Background: Our objectives were to assess the timing of testing, the types of diagnostic assays used, and the costs associated with the diagnosis of HIV-1 infection among infants born to HIV-1-infected women enrolled in the International Maternal Pediatric Adolescent AIDS Clinical Trials Group Protocol 1025 (P1025).
Methods: P1025 is a prospective cohort study of HIV-1-infected women and their infants at clinical sites in the United States and Puerto Rico. Enrollment began in 2002 and is ongoing. Follow-up of infants continued for at least 6 months after delivery/birth. The study population for this analysis comprised all live born infants of known HIV-1 infection status, born by December 31, 2006 to enrolled women.
Results: Nine hundred eighty-eight infants had 5147 HIV-1 diagnostic test results reported. The median number of HIV-1 diagnostic assays performed per infant was 5 (10th, 90th percentiles: 3, 7), and the greatest number of tests reported per infant was 13. The median ages at the time of the first, second, third, and fourth HIV-1 diagnostic assay were 0.1, 2.3, 7.0, and 17.6 weeks, respectively. Nucleic acid amplification tests (NAATs) represented 86.9% of all diagnostic assays (HIV-1 DNA PCR assays: n = 4082 [79.3%]; other NAATs: n = 389 [7.6%]). The median cost per infant for HIV-1 diagnostic testing was $1168 (10th, 90th percentiles: $762, $1642).
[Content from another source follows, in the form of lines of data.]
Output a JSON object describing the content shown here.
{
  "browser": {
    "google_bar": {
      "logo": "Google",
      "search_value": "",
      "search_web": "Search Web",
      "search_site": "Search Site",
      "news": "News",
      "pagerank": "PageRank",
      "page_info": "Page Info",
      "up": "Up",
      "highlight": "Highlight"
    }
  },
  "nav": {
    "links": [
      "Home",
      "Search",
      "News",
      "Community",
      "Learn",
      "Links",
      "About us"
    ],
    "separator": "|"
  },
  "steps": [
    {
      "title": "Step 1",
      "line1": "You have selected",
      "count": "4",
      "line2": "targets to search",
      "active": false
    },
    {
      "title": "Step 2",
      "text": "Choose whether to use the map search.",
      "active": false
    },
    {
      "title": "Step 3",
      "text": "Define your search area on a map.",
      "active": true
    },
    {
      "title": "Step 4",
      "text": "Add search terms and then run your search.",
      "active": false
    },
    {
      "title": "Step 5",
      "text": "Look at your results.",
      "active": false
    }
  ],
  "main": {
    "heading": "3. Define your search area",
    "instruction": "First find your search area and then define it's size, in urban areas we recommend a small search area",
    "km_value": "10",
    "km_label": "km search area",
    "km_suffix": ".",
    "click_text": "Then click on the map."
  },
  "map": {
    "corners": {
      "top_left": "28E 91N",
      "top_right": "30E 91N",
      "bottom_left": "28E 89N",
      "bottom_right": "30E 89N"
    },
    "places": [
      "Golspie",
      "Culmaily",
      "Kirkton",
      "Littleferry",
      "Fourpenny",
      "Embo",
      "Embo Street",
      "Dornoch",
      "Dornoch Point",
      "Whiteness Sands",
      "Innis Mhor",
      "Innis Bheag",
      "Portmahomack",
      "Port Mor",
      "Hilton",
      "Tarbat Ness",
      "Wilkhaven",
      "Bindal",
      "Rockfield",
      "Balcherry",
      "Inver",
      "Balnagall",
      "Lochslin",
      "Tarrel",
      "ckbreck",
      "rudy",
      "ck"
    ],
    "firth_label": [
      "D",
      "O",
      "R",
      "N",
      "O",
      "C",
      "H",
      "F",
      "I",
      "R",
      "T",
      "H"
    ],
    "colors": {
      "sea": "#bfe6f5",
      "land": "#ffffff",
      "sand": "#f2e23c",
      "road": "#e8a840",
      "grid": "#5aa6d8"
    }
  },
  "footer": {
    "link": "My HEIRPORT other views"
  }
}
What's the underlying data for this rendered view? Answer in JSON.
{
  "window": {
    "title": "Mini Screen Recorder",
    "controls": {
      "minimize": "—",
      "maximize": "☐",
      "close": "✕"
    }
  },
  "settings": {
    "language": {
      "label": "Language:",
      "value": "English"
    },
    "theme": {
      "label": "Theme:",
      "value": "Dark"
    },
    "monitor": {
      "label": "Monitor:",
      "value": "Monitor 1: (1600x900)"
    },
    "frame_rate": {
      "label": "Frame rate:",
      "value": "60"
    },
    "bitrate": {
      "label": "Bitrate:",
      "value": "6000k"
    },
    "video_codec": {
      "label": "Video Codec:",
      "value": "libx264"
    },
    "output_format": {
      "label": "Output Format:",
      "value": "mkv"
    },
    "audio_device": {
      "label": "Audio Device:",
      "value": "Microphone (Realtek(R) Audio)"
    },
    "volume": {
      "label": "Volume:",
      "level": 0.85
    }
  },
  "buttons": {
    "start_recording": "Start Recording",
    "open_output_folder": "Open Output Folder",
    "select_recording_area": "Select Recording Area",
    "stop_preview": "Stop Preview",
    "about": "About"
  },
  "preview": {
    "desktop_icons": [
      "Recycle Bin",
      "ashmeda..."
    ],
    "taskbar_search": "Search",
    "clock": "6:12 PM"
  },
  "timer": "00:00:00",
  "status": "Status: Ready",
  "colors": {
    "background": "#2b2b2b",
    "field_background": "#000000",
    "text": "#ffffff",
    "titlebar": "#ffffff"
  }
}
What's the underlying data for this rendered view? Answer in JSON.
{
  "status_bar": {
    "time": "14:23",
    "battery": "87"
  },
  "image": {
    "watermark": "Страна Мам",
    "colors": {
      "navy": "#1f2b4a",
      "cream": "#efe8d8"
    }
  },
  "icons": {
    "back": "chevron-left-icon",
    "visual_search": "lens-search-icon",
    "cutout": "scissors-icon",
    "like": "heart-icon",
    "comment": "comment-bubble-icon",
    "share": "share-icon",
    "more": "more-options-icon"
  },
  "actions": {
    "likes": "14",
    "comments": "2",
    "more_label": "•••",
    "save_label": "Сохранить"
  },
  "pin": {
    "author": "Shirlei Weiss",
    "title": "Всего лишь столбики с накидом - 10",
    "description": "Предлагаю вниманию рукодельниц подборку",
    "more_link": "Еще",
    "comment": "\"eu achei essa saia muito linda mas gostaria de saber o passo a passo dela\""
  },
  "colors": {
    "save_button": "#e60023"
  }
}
Conclusions: Most assays reported for HIV-1-exposed infants at clinical sites in the United States and Puerto Rico were NAATs, but the number of HIV-1 diagnostic assays performed per infant, and the cost associated with HIV-1 diagnostic testing per infant, varied greatly.